It was also highlighted that with these cases, and in general, that a good history is explored to help with medical decisions.
A question was asked whether carrying an ultrasound would be worthwhile for these cases. The panel agreed that it is helpful, but that adequate training and staffing to use the equipment is important. Another audience member stated that regulations in India would severely limit this option as they are not allowed to carry ultrasound machines onboard aircraft, and they are heavily restricted even in hospitals.
When asked what the considerations were regarding neonatal transfer, Veldman stated that the best incubator and transport is in utero.
Dr Alex Veldman, Medical Director at Unicair
Veldman started the final talk by explaining that ‘high-risk’ pregnancies are any pregnancy that carries and increased health risk to a pregnant person, their fetus or both. Veldman went on to describe the factors that associated with high-risk pregnancies, such as pre-existing diabetes, organ transplant, chronic hypertonus, aged less than 17 years old or more than 35 years old, autoimmune disease, thrombophilia, HIV, tuberculosis, heart disease and cancer for the mother; birth defects, chromosome problems, genetic syndromes, fetal growth restriction and fetal anaemia for the fetus; and a history of multiple miscarriages, stillbirth or pregnancy losses, pre-eclampsia and HELLP syndrome, placental abruption, abnormal placentation, PPROM, too much or too little amniotic fluid, infections, and multi-fetal gestation for both.
Veldman warned that although many of the factors associated with high-risk pregnancies can be screened for, occasional significant maternal and fetal morbidity and mortality occurs spontaneously, and will require acute or sub-acute management.
Veldman illustrated the disparity in maternal and fetal mortality between high-income and low-income countries, where low-income countries experience much poorer outcomes. Veldman continues to list the leading causes of maternal and neonatal mortality, further emphasising that the statistics for mortality are much worse in low-income countries. Veldman said: “You can see why many mothers might want to be transported back and would expect to be transported back.”
Identifying that pre-term birth is the primary cause of fetal morbidity in high-risk pregnancies, Veldman notes that the likelihood of delivery in 24 hours can be well predicted and that tocolysis can be used to delay delivery by up to 48 hours in the hope of reducing the chances of associated fetal morbidity.
Veldman concludes that, although fetal viability is judged at 23 weeks of gestation, there can still be high levels of morbidity up to a gestational period of 28 weeks.

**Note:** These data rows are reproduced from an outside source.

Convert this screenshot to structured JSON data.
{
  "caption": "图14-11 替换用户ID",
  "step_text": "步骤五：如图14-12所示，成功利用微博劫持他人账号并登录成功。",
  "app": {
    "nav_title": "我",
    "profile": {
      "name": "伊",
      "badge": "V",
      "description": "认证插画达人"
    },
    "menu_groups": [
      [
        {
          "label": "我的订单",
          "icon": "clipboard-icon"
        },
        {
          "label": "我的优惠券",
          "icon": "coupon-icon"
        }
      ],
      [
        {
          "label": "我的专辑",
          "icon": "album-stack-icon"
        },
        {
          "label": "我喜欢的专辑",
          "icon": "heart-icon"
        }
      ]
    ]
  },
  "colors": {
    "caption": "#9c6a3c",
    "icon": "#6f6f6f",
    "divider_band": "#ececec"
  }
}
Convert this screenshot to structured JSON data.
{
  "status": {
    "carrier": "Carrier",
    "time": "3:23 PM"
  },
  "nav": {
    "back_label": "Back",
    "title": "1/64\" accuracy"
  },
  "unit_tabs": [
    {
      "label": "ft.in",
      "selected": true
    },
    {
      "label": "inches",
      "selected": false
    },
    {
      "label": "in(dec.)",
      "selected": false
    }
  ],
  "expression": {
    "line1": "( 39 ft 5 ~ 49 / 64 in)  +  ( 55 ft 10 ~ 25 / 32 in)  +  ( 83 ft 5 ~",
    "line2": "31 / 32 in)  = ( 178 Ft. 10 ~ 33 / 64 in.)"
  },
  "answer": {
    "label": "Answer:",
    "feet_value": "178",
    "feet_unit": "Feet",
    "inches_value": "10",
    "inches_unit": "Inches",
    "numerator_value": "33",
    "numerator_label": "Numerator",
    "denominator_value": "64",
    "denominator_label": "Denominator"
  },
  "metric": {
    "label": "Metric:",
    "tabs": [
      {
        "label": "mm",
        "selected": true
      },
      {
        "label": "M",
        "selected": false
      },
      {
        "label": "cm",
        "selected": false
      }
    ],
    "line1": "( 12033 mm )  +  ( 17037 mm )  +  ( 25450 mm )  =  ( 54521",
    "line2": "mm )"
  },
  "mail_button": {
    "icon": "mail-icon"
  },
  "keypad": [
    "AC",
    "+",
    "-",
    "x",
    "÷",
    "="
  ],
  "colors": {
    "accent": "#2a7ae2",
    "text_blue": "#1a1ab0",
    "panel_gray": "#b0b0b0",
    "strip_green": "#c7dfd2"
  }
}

Veldman advises that, depending on available local care, one should avoid moving very pre-term babies in the first – and likely the second – week of life.